Work instruction:
Below are some records. Copy every line in them that holds "drive".
====== Given records
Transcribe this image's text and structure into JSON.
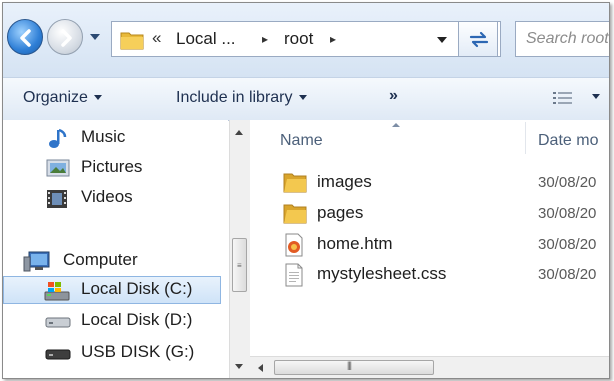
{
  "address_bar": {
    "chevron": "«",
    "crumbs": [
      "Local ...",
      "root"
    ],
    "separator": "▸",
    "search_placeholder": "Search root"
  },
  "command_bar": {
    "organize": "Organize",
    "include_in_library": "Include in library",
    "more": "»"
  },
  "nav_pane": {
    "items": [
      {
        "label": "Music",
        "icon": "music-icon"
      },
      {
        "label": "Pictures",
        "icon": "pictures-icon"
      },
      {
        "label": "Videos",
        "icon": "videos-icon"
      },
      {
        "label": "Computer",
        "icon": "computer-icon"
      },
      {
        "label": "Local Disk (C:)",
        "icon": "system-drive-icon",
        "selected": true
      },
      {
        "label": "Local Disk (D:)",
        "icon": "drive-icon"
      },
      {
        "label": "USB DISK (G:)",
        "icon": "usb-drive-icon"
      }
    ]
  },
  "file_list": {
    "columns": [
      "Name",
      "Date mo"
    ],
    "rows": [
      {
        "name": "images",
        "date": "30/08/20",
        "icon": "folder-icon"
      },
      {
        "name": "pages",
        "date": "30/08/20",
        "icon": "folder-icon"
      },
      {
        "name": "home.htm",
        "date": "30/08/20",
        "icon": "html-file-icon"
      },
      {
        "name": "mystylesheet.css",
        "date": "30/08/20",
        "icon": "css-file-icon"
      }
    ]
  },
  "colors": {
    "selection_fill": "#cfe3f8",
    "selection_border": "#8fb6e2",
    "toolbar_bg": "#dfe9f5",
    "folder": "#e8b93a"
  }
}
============
Answer to the problem:
        "icon": "system-drive-icon",
        "icon": "drive-icon"
        "icon": "usb-drive-icon"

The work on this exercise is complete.